START AVAILABLE RECORDS

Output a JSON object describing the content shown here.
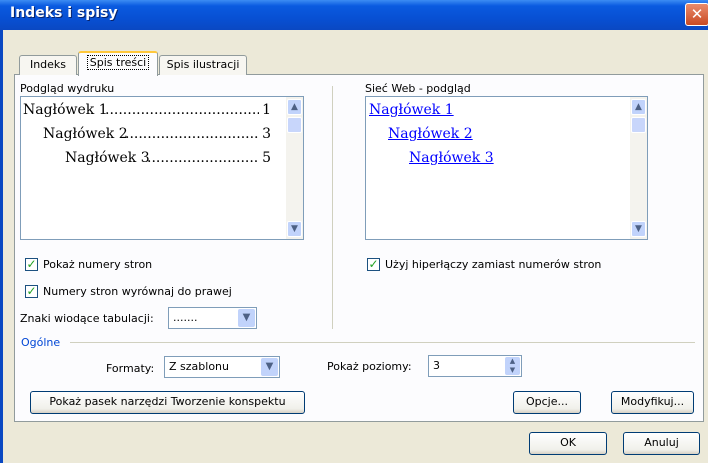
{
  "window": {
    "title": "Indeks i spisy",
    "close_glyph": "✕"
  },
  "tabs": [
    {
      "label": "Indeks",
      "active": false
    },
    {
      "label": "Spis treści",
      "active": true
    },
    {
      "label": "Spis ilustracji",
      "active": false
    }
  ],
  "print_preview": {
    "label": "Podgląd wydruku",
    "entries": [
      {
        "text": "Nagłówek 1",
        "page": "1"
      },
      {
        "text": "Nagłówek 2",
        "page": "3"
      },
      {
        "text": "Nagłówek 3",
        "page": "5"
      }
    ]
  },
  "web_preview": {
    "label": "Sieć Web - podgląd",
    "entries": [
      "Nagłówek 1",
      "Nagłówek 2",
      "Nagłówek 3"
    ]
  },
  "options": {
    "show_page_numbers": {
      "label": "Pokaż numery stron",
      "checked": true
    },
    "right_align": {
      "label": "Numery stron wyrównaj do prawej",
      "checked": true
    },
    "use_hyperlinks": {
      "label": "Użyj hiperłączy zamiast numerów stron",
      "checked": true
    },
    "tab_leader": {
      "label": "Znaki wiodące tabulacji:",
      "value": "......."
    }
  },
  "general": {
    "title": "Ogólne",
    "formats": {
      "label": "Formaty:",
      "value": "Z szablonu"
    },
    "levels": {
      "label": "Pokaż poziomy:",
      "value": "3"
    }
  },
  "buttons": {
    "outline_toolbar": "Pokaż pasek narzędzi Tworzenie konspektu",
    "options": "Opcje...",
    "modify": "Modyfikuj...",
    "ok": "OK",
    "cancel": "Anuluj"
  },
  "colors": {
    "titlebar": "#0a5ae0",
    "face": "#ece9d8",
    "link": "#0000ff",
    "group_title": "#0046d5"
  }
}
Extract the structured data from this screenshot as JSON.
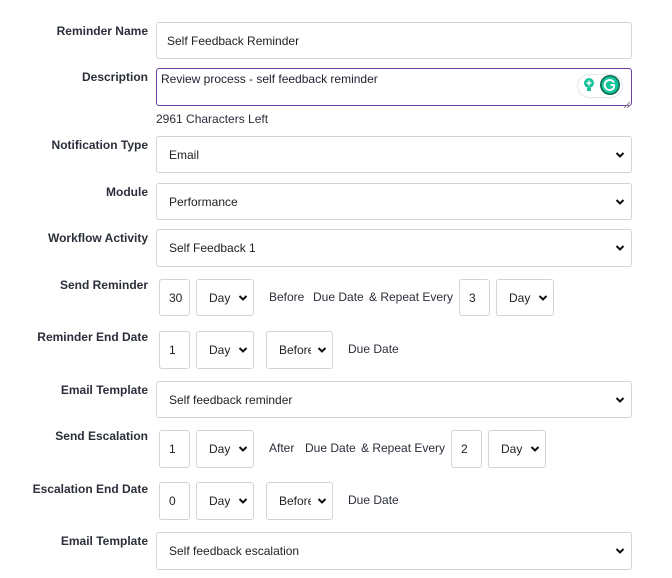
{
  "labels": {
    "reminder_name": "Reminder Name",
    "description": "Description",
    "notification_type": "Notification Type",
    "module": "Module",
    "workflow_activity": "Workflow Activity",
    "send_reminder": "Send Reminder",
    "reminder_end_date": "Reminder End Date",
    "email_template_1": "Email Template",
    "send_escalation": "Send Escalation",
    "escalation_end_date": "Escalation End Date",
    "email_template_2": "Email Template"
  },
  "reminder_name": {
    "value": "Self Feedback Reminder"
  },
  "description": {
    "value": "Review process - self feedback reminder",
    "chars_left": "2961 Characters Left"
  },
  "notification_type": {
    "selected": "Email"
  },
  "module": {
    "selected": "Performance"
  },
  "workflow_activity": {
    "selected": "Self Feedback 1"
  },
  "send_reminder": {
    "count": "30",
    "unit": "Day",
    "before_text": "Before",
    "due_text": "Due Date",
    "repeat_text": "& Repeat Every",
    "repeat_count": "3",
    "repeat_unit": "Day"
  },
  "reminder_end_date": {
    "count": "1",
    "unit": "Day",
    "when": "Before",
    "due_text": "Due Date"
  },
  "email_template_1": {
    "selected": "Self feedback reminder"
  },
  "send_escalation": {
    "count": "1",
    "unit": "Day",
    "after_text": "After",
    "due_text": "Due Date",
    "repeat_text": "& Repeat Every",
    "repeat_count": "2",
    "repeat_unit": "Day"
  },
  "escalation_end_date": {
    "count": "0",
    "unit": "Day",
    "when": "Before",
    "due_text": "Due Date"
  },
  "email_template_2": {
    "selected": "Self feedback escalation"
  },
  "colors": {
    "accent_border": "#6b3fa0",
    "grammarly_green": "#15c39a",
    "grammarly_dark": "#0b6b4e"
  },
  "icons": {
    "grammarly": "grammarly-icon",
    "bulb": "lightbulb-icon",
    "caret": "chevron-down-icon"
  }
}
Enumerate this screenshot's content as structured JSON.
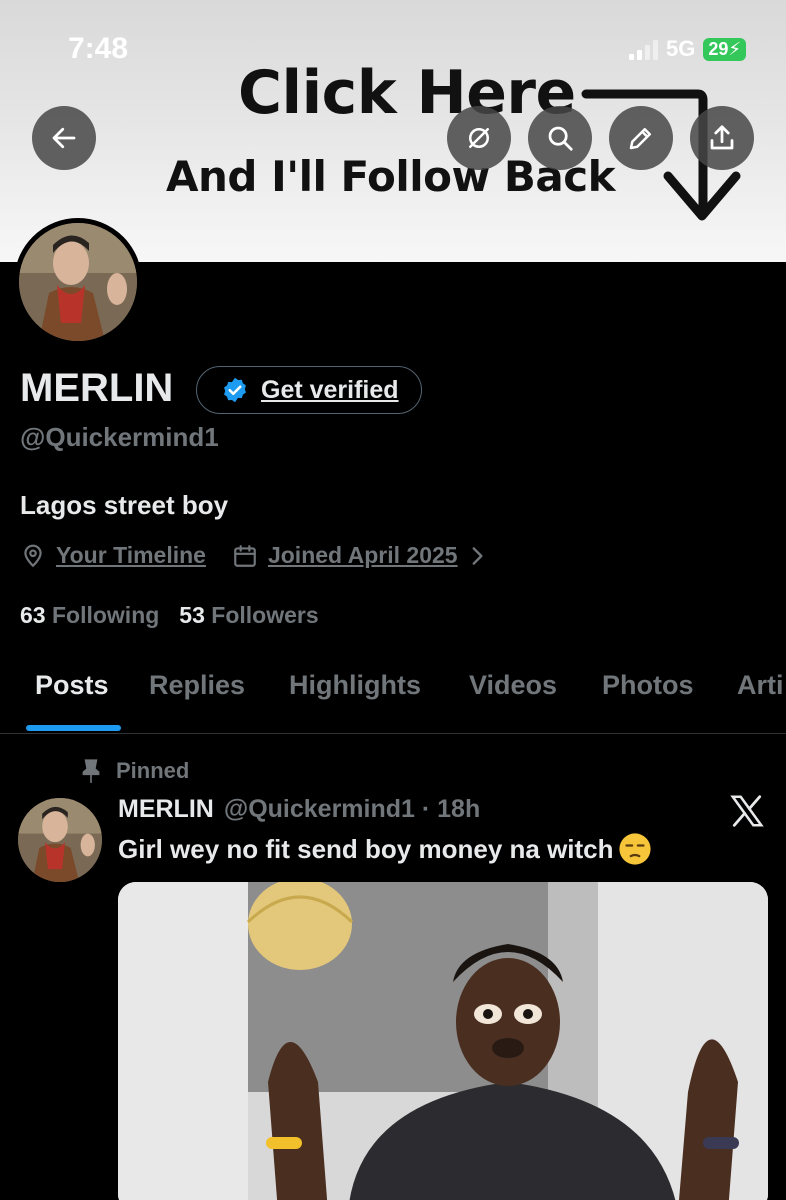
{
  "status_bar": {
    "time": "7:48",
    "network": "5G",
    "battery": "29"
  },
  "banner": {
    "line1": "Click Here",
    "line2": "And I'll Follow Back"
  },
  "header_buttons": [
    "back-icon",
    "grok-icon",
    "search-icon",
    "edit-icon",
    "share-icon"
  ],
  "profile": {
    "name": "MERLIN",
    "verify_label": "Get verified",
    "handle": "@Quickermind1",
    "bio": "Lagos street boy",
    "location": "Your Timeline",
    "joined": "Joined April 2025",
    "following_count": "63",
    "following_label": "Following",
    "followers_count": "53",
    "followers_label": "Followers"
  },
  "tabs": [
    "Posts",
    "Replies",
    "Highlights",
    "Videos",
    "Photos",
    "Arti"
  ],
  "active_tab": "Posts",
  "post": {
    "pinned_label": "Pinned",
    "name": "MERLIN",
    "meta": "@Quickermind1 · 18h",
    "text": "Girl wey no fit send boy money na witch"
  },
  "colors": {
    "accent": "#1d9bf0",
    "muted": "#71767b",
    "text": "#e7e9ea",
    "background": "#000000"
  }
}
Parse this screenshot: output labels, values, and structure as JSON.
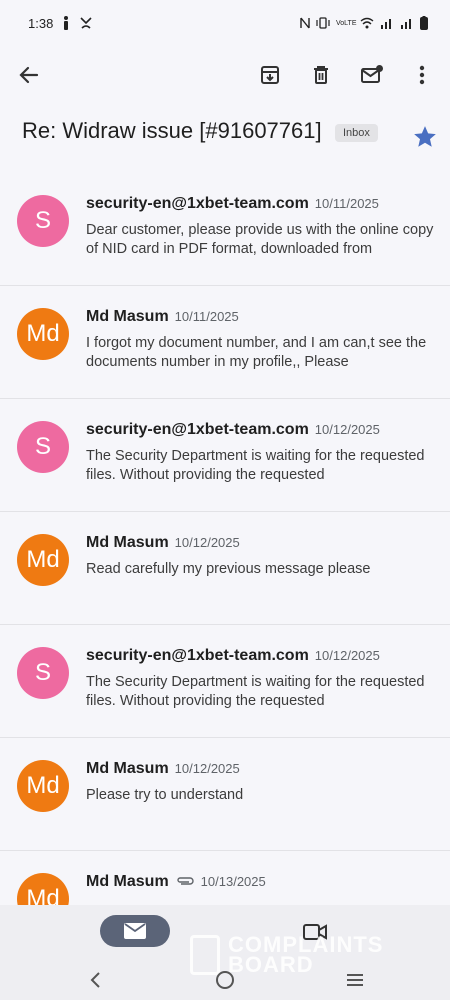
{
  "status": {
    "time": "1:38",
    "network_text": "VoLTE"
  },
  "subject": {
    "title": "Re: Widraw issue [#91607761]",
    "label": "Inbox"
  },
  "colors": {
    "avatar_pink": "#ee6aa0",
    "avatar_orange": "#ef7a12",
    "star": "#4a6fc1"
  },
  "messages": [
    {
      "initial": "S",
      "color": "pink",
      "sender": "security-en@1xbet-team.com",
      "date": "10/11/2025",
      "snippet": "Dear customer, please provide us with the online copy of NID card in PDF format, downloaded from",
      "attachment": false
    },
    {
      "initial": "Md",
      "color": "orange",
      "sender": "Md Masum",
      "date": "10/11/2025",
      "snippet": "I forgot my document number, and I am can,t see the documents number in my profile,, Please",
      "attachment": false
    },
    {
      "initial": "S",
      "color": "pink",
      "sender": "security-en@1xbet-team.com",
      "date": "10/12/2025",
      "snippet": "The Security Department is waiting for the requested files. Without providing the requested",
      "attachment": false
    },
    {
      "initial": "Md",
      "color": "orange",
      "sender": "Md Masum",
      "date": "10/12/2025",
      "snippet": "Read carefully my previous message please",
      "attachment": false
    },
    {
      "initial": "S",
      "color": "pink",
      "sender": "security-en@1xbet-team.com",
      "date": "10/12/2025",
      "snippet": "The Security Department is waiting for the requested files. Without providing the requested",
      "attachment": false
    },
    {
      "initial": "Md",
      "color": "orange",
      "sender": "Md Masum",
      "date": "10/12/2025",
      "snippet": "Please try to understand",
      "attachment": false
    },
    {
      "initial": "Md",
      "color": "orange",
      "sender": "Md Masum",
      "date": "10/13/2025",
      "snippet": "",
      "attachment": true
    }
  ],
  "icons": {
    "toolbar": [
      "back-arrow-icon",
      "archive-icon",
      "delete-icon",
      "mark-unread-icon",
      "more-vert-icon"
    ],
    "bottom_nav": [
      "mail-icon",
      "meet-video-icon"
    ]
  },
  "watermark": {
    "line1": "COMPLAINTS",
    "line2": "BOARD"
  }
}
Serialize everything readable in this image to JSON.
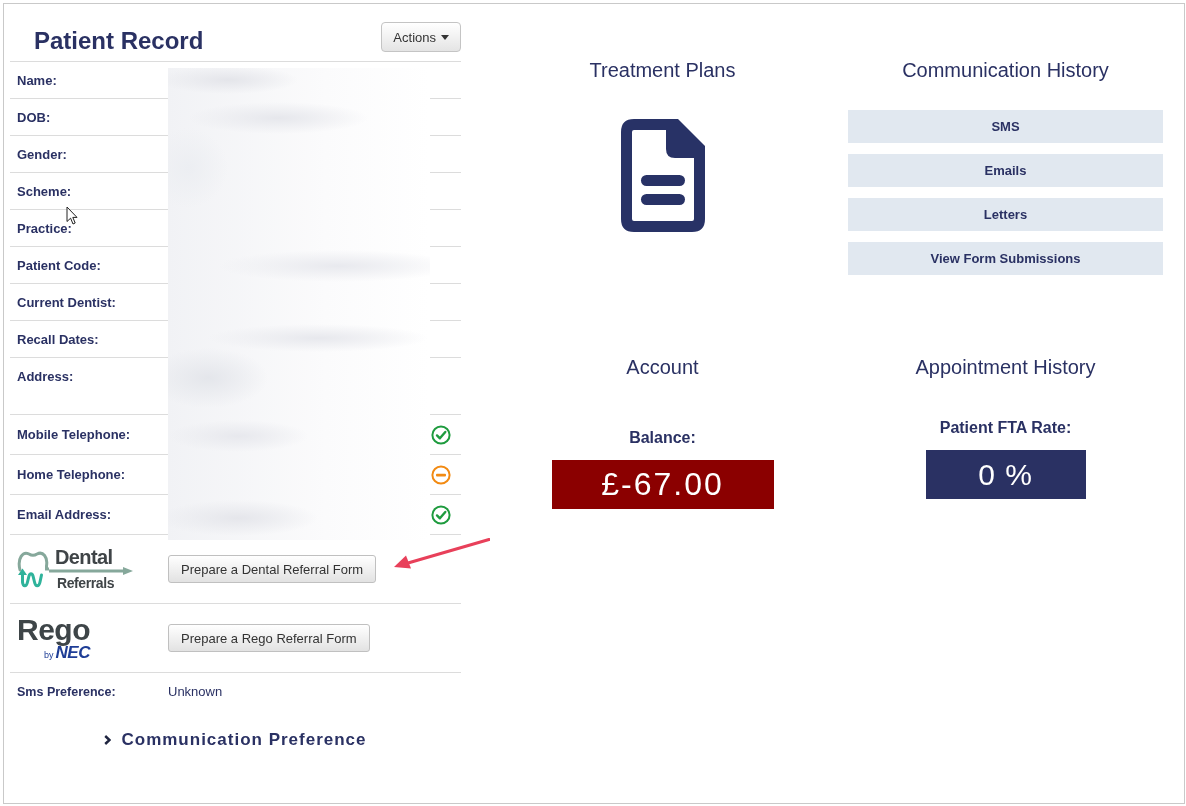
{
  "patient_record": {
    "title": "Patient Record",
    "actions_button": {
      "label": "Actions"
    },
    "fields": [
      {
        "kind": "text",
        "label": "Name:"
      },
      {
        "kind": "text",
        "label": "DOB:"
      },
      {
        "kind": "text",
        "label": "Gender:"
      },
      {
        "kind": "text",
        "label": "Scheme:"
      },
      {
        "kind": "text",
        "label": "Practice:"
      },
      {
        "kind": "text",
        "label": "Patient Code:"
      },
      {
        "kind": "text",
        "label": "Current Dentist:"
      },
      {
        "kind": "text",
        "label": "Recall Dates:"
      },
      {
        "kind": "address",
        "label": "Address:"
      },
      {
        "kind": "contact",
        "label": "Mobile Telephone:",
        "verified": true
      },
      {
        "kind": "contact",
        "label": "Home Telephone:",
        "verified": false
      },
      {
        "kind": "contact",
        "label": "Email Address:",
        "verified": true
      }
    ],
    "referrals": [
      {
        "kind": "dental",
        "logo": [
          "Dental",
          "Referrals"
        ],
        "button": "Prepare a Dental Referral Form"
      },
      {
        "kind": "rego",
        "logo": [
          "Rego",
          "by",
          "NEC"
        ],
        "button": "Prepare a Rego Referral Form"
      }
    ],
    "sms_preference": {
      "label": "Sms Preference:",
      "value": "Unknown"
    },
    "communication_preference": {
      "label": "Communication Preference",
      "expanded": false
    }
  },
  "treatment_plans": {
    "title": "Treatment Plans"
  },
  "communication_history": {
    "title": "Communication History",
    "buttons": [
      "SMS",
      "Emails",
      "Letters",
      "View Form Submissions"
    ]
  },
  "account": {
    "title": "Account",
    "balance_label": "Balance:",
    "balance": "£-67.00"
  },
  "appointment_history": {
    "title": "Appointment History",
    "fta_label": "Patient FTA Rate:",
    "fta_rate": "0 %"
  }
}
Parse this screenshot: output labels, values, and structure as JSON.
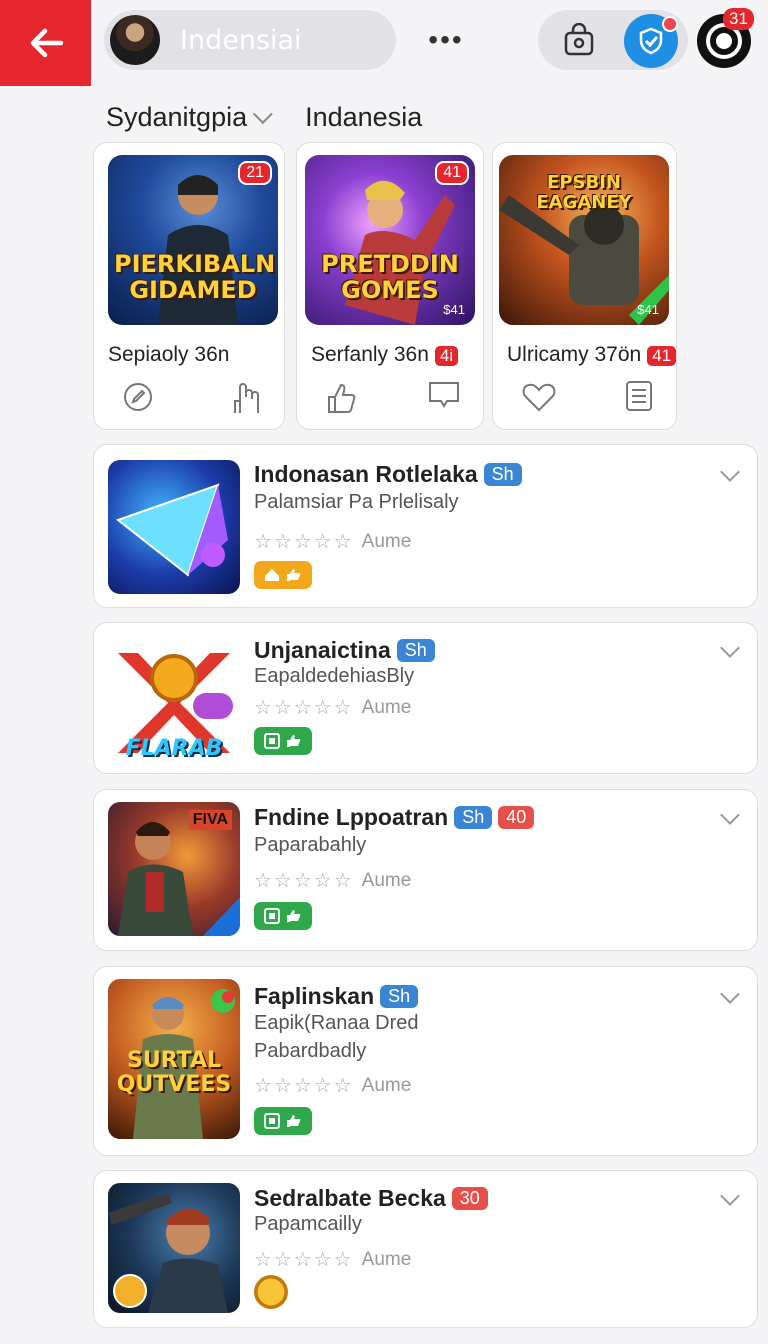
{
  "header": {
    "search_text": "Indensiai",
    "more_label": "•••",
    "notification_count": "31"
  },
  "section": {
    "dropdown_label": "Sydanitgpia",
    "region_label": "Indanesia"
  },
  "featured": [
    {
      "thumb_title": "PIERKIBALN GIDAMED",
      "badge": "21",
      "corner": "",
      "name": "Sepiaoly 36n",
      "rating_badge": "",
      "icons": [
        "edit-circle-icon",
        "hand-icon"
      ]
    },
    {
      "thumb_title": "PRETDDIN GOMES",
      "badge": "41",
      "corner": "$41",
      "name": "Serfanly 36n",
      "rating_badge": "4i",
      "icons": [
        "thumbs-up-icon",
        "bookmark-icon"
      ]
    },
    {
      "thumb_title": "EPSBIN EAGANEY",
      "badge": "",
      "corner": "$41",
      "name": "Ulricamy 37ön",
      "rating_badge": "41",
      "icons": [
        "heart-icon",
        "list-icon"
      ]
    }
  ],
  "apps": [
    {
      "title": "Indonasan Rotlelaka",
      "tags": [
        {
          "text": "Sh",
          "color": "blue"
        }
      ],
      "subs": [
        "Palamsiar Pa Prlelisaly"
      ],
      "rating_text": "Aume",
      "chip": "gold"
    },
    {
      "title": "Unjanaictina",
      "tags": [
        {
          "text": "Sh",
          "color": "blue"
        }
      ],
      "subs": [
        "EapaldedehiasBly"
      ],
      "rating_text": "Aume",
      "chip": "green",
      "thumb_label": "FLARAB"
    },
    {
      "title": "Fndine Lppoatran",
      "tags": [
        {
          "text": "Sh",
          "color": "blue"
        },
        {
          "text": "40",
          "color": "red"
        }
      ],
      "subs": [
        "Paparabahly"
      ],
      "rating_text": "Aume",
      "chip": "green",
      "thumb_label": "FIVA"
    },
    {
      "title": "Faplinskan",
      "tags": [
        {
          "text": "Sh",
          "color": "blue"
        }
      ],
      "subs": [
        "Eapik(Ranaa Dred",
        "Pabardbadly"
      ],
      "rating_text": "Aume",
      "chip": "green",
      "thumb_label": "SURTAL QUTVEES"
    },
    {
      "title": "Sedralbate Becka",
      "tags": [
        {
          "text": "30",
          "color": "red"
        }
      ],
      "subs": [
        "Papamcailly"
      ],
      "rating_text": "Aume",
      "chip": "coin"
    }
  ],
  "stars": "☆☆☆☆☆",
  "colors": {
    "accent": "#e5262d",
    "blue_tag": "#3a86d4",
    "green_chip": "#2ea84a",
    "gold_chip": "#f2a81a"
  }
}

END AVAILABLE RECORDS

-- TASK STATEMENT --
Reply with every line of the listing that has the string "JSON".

-- EXERCISE RESULT --
Output a JSON object describing the content shown here.
Extract the structured data from this screenshot as JSON.
Enumerate this screenshot's content as structured JSON.
Parse this screenshot: output labels, values, and structure as JSON.
Serialize everything readable in this image to JSON.
Parse this screenshot: output labels, values, and structure as JSON.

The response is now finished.